In the Hellenistic and Roman world intimate relations existed between those holding power and the cults of Isis. This book is the first to chart these various appropriations over time within a comparative perspective. Ten carefully selected case studies show that “the Egyptian gods” were no exotic outsiders to the Hellenistic and Roman Mediterranean, but constituted a well institutionalised and frequently used religious option. Ranging from the early Ptolemies and Seleucids to late Antiquity, the case studies illustrate how much symbolic meaning was made with the cults of Isis by kings, emperors, cities and elites. Three articles introduce the theme of Isis and the longue durée theoretically, simultaneously exploring a new approach towards concepts like ruler cult and Religionspolitik.

Carole M. Cusack

Christoph Bochinger and Jörg Rüpke (eds), (2017) Dynamics of Religion: Past and Present; Proceedings of the XXI World Congress of the International Association for the History of Religions . Berlin: DeGruyter. ix + 296 pp. ISBN 9783110450934 (hbk.) This edited volume results from the

David Flusser

SALVATION PRESENT AND FUTURE BY DAVID FLUSSER Jerusalem Since Albert Schweitzer, the importance of eschatology for original Christianity has rightly been stressed. Later, a further point entered the scholarly discussion: If Christianity at its very beginnings expected that "the present

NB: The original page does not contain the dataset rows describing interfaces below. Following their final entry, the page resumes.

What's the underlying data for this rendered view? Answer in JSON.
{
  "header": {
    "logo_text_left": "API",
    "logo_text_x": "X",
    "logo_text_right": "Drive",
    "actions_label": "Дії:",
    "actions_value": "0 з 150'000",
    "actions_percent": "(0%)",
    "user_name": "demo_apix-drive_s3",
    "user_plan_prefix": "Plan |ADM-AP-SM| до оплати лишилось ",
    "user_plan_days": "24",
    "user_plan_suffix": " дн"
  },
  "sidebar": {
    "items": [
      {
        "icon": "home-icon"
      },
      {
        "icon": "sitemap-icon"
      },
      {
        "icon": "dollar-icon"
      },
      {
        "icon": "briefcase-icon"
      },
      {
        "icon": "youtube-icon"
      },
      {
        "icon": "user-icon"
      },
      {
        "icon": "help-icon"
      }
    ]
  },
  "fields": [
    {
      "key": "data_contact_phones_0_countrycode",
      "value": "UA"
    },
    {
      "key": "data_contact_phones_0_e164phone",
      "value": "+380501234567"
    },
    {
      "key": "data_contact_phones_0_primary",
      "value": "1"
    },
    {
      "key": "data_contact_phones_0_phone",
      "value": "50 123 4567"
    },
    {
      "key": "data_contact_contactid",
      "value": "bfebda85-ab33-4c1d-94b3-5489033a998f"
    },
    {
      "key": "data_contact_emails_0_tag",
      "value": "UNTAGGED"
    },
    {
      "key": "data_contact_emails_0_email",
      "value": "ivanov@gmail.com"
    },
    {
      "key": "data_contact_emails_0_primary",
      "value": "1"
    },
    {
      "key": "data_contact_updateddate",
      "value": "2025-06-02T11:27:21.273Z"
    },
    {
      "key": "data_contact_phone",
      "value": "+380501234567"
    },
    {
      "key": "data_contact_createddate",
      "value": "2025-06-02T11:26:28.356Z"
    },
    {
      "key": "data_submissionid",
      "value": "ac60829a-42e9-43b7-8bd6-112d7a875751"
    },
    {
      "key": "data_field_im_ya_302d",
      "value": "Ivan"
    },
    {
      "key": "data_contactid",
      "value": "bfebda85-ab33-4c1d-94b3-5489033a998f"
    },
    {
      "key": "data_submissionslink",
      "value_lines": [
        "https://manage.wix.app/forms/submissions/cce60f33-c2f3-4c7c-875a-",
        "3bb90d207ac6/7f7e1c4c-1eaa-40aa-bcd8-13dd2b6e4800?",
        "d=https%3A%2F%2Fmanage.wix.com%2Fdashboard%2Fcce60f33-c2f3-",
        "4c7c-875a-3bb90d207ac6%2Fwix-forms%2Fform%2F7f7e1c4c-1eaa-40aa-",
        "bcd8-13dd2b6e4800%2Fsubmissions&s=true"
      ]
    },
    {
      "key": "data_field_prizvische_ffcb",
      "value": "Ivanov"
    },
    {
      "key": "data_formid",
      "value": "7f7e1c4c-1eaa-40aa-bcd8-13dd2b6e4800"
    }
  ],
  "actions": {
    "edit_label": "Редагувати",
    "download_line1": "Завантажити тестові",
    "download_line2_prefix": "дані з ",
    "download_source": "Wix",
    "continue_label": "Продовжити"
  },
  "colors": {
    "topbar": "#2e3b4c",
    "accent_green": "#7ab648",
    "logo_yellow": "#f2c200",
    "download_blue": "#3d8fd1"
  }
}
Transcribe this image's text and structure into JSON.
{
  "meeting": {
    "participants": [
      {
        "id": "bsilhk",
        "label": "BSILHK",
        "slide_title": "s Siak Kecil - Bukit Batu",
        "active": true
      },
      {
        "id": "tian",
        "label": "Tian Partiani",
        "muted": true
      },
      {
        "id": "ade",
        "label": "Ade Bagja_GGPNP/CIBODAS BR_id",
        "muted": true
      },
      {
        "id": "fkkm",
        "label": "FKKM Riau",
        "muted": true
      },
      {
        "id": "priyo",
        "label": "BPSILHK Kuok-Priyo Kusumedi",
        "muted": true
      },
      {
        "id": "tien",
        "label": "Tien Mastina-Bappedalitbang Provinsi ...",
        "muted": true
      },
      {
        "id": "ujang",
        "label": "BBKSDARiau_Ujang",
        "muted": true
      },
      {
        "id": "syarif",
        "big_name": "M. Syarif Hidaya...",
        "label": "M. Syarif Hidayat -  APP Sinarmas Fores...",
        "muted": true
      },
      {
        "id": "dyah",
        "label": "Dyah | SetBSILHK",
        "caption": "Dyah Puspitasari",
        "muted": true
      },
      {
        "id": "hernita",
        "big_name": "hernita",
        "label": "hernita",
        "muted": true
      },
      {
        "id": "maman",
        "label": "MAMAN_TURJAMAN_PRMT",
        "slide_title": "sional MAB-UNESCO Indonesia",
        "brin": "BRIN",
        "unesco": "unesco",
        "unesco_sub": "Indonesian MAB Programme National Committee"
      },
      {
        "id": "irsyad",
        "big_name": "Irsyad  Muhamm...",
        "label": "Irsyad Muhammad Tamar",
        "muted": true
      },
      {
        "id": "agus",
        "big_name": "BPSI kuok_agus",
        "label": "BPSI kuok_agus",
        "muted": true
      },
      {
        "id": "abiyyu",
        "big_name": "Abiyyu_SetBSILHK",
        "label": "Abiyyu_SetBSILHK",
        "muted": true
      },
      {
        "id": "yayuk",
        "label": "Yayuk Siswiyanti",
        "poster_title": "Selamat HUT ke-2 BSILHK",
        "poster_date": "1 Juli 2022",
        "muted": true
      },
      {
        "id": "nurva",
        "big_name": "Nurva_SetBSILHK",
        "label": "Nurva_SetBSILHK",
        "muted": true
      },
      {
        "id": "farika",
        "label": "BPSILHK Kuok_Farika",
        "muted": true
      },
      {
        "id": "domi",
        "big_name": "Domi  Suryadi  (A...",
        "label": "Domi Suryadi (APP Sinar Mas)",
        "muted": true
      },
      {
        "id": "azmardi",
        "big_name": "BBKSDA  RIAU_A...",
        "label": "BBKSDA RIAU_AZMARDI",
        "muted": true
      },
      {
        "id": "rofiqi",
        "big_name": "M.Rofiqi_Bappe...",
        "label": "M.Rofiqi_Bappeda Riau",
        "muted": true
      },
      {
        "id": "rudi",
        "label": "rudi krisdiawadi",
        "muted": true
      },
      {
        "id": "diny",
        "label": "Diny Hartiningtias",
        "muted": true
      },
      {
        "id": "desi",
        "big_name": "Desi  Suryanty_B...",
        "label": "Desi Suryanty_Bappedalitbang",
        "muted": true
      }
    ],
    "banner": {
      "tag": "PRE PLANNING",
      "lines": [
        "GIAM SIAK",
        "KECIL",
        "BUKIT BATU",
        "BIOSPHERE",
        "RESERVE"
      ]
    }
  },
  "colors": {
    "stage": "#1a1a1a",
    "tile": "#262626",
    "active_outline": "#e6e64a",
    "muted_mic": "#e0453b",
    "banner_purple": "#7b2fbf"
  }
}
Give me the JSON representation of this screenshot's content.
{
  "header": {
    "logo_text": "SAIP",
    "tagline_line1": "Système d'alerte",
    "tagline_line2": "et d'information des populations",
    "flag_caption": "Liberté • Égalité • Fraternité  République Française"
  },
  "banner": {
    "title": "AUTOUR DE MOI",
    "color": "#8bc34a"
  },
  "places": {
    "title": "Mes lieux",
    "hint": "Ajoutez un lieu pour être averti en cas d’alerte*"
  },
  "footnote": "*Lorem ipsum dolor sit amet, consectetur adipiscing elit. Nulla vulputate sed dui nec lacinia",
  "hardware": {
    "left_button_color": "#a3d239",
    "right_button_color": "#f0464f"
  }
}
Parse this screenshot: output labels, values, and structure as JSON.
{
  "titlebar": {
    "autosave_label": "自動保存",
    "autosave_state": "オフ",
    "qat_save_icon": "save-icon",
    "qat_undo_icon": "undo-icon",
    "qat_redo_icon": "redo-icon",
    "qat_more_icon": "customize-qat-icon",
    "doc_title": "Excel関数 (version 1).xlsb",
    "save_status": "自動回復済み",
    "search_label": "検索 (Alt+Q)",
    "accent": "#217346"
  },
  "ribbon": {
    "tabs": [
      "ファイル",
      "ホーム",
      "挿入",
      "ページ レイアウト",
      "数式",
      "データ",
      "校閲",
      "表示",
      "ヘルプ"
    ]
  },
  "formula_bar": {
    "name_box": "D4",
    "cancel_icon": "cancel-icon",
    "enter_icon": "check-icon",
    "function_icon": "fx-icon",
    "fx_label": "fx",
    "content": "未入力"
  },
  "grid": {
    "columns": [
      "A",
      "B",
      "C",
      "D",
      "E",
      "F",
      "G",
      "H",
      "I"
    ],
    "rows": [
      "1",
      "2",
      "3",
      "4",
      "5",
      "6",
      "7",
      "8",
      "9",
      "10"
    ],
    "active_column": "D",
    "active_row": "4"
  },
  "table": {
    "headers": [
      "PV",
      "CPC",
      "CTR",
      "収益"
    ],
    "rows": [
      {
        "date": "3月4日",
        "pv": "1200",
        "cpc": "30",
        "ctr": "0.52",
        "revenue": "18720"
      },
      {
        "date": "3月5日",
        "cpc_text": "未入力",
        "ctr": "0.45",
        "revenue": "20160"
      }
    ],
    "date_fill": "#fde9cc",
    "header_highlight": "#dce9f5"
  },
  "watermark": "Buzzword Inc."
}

Anders Klostergaard Petersen

extreme sports as well as in arts (Marina Abramović’s The Artist Is Present is a telling case). In the modern, secularized world, asceticism is expressed in the variety of bodily exercises found outside the more narrow sphere of religion as traditionally defined; but rather than seeing this in contrast

Pia Andersson

mainly came to do religious rituals on the mound. These visits had become an integral part of the archaeologists’ daily life, just as they had become used to visits from film teams, journalists, and local and distant tourists. In 2003 additional panels were put up in the nearby visitor center, presenting

Guillaume Dye

from the idea present in the former text. In Q 70, what is implied is unceasing prayer (this explains the singular in Q 70:34 — there is only one prayer to guard, since it is always the same, unceasing prayer), whereas Q 23:9 refers to several prayers — probably three daily prayers. This idea of